**ASSIGNMENT:**
Print every line of the listing exactly, please.

**DATA RECORDS:**
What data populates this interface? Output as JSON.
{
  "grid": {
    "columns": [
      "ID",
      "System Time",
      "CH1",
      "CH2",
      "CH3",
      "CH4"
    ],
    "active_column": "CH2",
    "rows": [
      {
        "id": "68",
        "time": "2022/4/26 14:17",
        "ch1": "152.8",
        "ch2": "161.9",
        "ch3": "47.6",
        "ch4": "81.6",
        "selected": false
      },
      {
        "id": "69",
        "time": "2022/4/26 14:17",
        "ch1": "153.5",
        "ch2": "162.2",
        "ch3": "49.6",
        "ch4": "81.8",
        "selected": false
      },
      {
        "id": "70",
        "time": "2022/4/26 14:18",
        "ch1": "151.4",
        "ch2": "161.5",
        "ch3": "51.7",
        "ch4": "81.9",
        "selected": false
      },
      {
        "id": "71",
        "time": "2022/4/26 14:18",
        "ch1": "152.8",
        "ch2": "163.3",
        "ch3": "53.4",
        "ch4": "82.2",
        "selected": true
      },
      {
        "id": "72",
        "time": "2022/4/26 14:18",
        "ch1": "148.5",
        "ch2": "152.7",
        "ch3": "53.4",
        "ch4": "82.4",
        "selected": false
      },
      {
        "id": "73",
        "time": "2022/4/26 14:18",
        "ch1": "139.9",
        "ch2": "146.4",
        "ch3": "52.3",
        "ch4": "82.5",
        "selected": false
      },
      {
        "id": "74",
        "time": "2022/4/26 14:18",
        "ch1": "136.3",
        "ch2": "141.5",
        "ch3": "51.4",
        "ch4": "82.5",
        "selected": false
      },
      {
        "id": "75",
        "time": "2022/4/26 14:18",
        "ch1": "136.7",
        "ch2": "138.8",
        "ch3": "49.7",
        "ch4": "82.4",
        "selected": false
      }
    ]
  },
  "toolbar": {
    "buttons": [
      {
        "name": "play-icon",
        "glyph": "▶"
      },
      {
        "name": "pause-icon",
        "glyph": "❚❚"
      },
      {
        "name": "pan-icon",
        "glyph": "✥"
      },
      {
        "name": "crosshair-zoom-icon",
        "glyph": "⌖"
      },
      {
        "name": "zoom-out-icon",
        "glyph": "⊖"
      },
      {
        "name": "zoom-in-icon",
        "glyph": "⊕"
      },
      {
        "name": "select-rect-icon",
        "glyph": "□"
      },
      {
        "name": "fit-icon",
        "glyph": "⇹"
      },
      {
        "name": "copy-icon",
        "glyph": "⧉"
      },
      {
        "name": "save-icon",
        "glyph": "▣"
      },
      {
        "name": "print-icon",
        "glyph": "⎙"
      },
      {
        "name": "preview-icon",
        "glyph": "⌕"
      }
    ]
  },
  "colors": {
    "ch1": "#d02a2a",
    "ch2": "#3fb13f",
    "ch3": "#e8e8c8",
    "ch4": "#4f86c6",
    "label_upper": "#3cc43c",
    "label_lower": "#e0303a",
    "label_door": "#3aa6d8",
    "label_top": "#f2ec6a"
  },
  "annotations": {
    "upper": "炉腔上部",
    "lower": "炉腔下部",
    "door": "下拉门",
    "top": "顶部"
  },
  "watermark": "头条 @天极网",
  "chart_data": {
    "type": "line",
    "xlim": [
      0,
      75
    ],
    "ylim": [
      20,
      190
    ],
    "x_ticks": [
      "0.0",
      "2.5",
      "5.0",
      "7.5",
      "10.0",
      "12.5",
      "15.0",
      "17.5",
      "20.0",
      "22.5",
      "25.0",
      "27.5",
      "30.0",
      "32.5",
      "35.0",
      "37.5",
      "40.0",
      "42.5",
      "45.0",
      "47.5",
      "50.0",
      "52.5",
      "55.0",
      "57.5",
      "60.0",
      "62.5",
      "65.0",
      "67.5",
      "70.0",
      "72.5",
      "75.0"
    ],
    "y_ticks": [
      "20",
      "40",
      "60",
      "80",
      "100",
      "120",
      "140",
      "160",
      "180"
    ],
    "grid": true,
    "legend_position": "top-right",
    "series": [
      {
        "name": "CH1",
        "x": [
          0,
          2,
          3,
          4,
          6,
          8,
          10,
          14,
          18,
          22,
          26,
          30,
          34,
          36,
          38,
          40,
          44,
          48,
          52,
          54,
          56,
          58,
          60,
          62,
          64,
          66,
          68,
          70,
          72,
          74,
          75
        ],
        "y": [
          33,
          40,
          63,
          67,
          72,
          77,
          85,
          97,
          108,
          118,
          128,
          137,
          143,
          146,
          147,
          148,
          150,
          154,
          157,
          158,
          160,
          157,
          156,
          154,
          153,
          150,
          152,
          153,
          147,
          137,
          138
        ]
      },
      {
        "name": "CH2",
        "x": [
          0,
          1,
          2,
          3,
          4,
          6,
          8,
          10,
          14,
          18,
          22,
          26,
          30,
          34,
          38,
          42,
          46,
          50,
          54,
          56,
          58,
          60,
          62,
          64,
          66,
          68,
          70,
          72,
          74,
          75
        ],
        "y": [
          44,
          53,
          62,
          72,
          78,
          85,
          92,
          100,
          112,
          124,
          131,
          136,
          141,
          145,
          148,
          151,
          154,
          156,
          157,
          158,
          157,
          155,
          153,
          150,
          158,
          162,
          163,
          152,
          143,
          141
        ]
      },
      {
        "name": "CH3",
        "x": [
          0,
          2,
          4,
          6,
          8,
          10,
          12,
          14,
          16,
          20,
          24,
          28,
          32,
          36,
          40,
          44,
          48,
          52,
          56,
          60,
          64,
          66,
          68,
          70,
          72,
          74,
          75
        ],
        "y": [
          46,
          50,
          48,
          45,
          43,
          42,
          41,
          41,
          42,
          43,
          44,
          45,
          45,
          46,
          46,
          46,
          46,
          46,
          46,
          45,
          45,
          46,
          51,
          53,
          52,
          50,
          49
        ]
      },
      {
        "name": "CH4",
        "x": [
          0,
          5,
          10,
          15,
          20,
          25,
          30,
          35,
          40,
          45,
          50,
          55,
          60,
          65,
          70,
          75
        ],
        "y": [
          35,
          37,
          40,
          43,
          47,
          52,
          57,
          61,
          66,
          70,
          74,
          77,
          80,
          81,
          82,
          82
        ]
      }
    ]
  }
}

**EXPECTED ANSWER:**
What data populates this interface? Output as JSON.
{
  "grid": {
    "columns": [
      "ID",
      "System Time",
      "CH1",
      "CH2",
      "CH3",
      "CH4"
    ],
    "active_column": "CH2",
    "rows": [
      {
        "id": "68",
        "time": "2022/4/26 14:17",
        "ch1": "152.8",
        "ch2": "161.9",
        "ch3": "47.6",
        "ch4": "81.6",
        "selected": false
      },
      {
        "id": "69",
        "time": "2022/4/26 14:17",
        "ch1": "153.5",
        "ch2": "162.2",
        "ch3": "49.6",
        "ch4": "81.8",
        "selected": false
      },
      {
        "id": "70",
        "time": "2022/4/26 14:18",
        "ch1": "151.4",
        "ch2": "161.5",
        "ch3": "51.7",
        "ch4": "81.9",
        "selected": false
      },
      {
        "id": "71",
        "time": "2022/4/26 14:18",
        "ch1": "152.8",
        "ch2": "163.3",
        "ch3": "53.4",
        "ch4": "82.2",
        "selected": true
      },
      {
        "id": "72",
        "time": "2022/4/26 14:18",
        "ch1": "148.5",
        "ch2": "152.7",
        "ch3": "53.4",
        "ch4": "82.4",
        "selected": false
      },
      {
        "id": "73",
        "time": "2022/4/26 14:18",
        "ch1": "139.9",
        "ch2": "146.4",
        "ch3": "52.3",
        "ch4": "82.5",
        "selected": false
      },
      {
        "id": "74",
        "time": "2022/4/26 14:18",
        "ch1": "136.3",
        "ch2": "141.5",
        "ch3": "51.4",
        "ch4": "82.5",
        "selected": false
      },
      {
        "id": "75",
        "time": "2022/4/26 14:18",
        "ch1": "136.7",
        "ch2": "138.8",
        "ch3": "49.7",
        "ch4": "82.4",
        "selected": false
      }
    ]
  },
  "toolbar": {
    "buttons": [
      {
        "name": "play-icon",
        "glyph": "▶"
      },
      {
        "name": "pause-icon",
        "glyph": "❚❚"
      },
      {
        "name": "pan-icon",
        "glyph": "✥"
      },
      {
        "name": "crosshair-zoom-icon",
        "glyph": "⌖"
      },
      {
        "name": "zoom-out-icon",
        "glyph": "⊖"
      },
      {
        "name": "zoom-in-icon",
        "glyph": "⊕"
      },
      {
        "name": "select-rect-icon",
        "glyph": "□"
      },
      {
        "name": "fit-icon",
        "glyph": "⇹"
      },
      {
        "name": "copy-icon",
        "glyph": "⧉"
      },
      {
        "name": "save-icon",
        "glyph": "▣"
      },
      {
        "name": "print-icon",
        "glyph": "⎙"
      },
      {
        "name": "preview-icon",
        "glyph": "⌕"
      }
    ]
  },
  "colors": {
    "ch1": "#d02a2a",
    "ch2": "#3fb13f",
    "ch3": "#e8e8c8",
    "ch4": "#4f86c6",
    "label_upper": "#3cc43c",
    "label_lower": "#e0303a",
    "label_door": "#3aa6d8",
    "label_top": "#f2ec6a"
  },
  "annotations": {
    "upper": "炉腔上部",
    "lower": "炉腔下部",
    "door": "下拉门",
    "top": "顶部"
  },
  "watermark": "头条 @天极网",
  "chart_data": {
    "type": "line",
    "xlim": [
      0,
      75
    ],
    "ylim": [
      20,
      190
    ],
    "x_ticks": [
      "0.0",
      "2.5",
      "5.0",
      "7.5",
      "10.0",
      "12.5",
      "15.0",
      "17.5",
      "20.0",
      "22.5",
      "25.0",
      "27.5",
      "30.0",
      "32.5",
      "35.0",
      "37.5",
      "40.0",
      "42.5",
      "45.0",
      "47.5",
      "50.0",
      "52.5",
      "55.0",
      "57.5",
      "60.0",
      "62.5",
      "65.0",
      "67.5",
      "70.0",
      "72.5",
      "75.0"
    ],
    "y_ticks": [
      "20",
      "40",
      "60",
      "80",
      "100",
      "120",
      "140",
      "160",
      "180"
    ],
    "grid": true,
    "legend_position": "top-right",
    "series": [
      {
        "name": "CH1",
        "x": [
          0,
          2,
          3,
          4,
          6,
          8,
          10,
          14,
          18,
          22,
          26,
          30,
          34,
          36,
          38,
          40,
          44,
          48,
          52,
          54,
          56,
          58,
          60,
          62,
          64,
          66,
          68,
          70,
          72,
          74,
          75
        ],
        "y": [
          33,
          40,
          63,
          67,
          72,
          77,
          85,
          97,
          108,
          118,
          128,
          137,
          143,
          146,
          147,
          148,
          150,
          154,
          157,
          158,
          160,
          157,
          156,
          154,
          153,
          150,
          152,
          153,
          147,
          137,
          138
        ]
      },
      {
        "name": "CH2",
        "x": [
          0,
          1,
          2,
          3,
          4,
          6,
          8,
          10,
          14,
          18,
          22,
          26,
          30,
          34,
          38,
          42,
          46,
          50,
          54,
          56,
          58,
          60,
          62,
          64,
          66,
          68,
          70,
          72,
          74,
          75
        ],
        "y": [
          44,
          53,
          62,
          72,
          78,
          85,
          92,
          100,
          112,
          124,
          131,
          136,
          141,
          145,
          148,
          151,
          154,
          156,
          157,
          158,
          157,
          155,
          153,
          150,
          158,
          162,
          163,
          152,
          143,
          141
        ]
      },
      {
        "name": "CH3",
        "x": [
          0,
          2,
          4,
          6,
          8,
          10,
          12,
          14,
          16,
          20,
          24,
          28,
          32,
          36,
          40,
          44,
          48,
          52,
          56,
          60,
          64,
          66,
          68,
          70,
          72,
          74,
          75
        ],
        "y": [
          46,
          50,
          48,
          45,
          43,
          42,
          41,
          41,
          42,
          43,
          44,
          45,
          45,
          46,
          46,
          46,
          46,
          46,
          46,
          45,
          45,
          46,
          51,
          53,
          52,
          50,
          49
        ]
      },
      {
        "name": "CH4",
        "x": [
          0,
          5,
          10,
          15,
          20,
          25,
          30,
          35,
          40,
          45,
          50,
          55,
          60,
          65,
          70,
          75
        ],
        "y": [
          35,
          37,
          40,
          43,
          47,
          52,
          57,
          61,
          66,
          70,
          74,
          77,
          80,
          81,
          82,
          82
        ]
      }
    ]
  }
}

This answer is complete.